Task to complete: From the entries underneath, give the number of lines holding the word "this", without any other words.

Listed records:

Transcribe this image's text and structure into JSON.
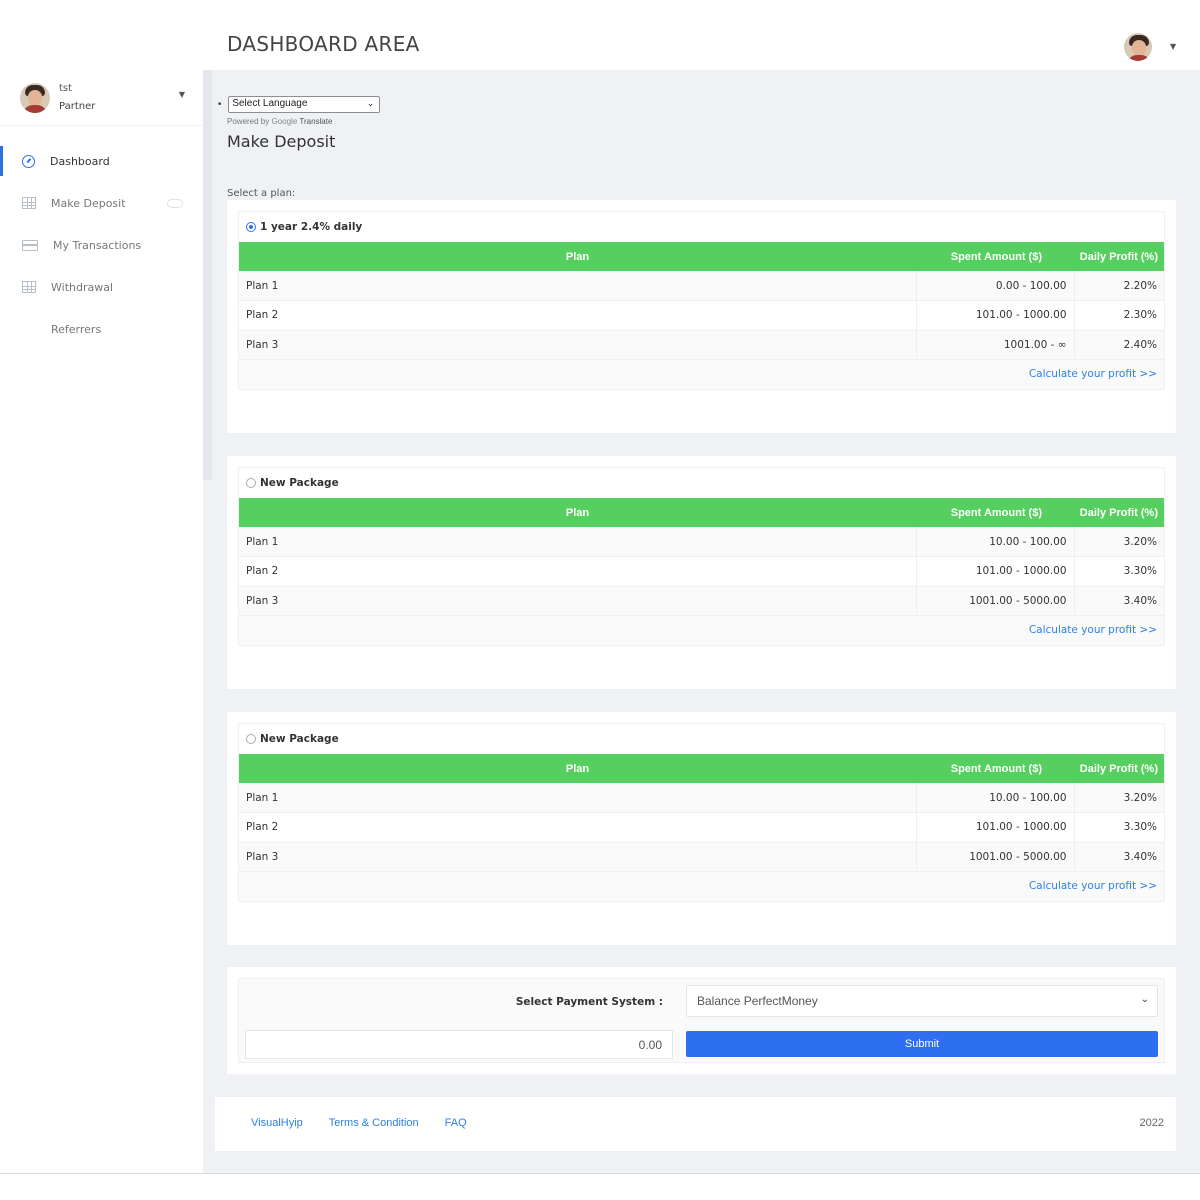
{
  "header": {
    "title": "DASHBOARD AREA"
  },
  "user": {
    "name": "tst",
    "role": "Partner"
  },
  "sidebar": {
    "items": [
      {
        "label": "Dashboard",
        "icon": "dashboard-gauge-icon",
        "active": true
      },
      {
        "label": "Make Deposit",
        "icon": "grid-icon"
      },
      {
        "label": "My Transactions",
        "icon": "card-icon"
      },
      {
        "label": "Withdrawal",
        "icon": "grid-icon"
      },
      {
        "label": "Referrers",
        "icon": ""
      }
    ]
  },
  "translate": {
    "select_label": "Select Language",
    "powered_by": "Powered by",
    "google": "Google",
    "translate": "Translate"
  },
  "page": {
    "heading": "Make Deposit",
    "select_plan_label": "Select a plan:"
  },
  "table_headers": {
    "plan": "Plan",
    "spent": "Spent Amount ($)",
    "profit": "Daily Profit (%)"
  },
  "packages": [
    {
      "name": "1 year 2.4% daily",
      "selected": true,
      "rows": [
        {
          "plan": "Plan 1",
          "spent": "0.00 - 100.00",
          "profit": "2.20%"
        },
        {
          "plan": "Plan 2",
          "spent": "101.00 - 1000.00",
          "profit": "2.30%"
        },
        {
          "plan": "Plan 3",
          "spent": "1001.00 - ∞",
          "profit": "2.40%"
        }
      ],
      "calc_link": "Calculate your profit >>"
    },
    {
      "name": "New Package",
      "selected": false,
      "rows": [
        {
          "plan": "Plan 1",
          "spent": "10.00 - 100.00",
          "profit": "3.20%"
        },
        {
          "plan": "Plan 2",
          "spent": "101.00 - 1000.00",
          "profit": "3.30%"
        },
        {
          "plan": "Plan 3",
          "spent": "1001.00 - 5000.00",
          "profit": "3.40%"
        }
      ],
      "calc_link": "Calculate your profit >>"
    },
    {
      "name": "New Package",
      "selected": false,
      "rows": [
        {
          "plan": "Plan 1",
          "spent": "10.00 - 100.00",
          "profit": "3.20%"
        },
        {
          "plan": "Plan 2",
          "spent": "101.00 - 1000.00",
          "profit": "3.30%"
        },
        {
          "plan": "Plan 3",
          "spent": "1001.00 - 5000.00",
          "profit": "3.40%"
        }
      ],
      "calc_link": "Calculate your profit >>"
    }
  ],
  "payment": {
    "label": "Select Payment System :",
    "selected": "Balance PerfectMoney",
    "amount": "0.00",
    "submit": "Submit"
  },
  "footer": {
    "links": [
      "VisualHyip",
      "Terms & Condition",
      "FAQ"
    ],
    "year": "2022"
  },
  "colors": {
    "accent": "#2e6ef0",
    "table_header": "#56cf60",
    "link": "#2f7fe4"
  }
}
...
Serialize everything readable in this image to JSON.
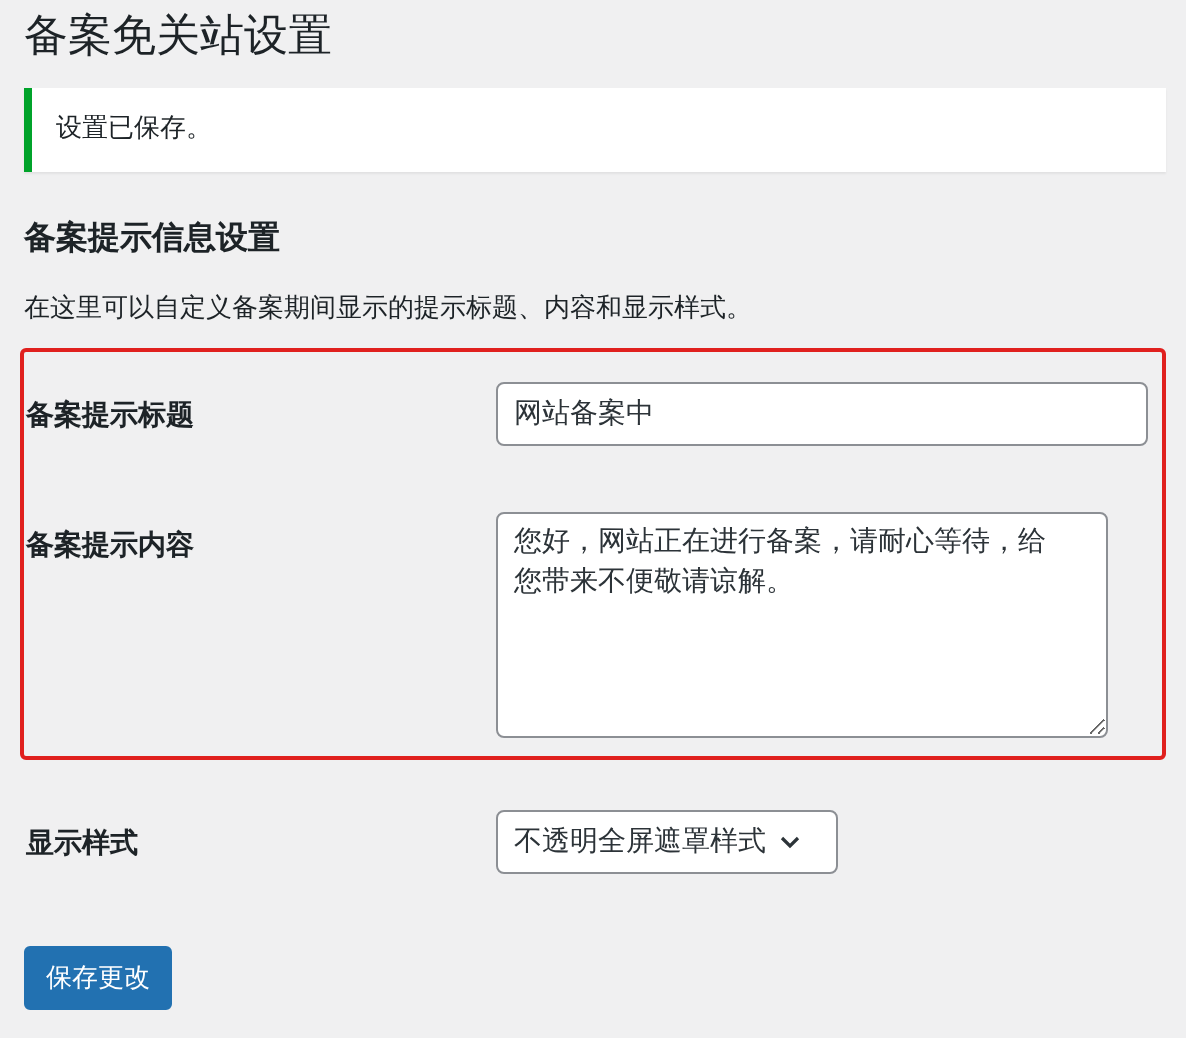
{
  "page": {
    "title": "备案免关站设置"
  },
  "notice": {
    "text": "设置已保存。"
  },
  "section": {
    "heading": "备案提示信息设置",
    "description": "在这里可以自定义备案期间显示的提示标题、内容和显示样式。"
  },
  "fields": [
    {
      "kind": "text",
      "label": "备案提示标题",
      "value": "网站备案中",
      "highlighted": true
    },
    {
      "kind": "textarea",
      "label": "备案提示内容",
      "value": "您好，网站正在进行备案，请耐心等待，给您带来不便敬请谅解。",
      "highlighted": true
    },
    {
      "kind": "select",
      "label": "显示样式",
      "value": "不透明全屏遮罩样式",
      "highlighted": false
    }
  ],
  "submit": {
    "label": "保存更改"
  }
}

Task solution: 2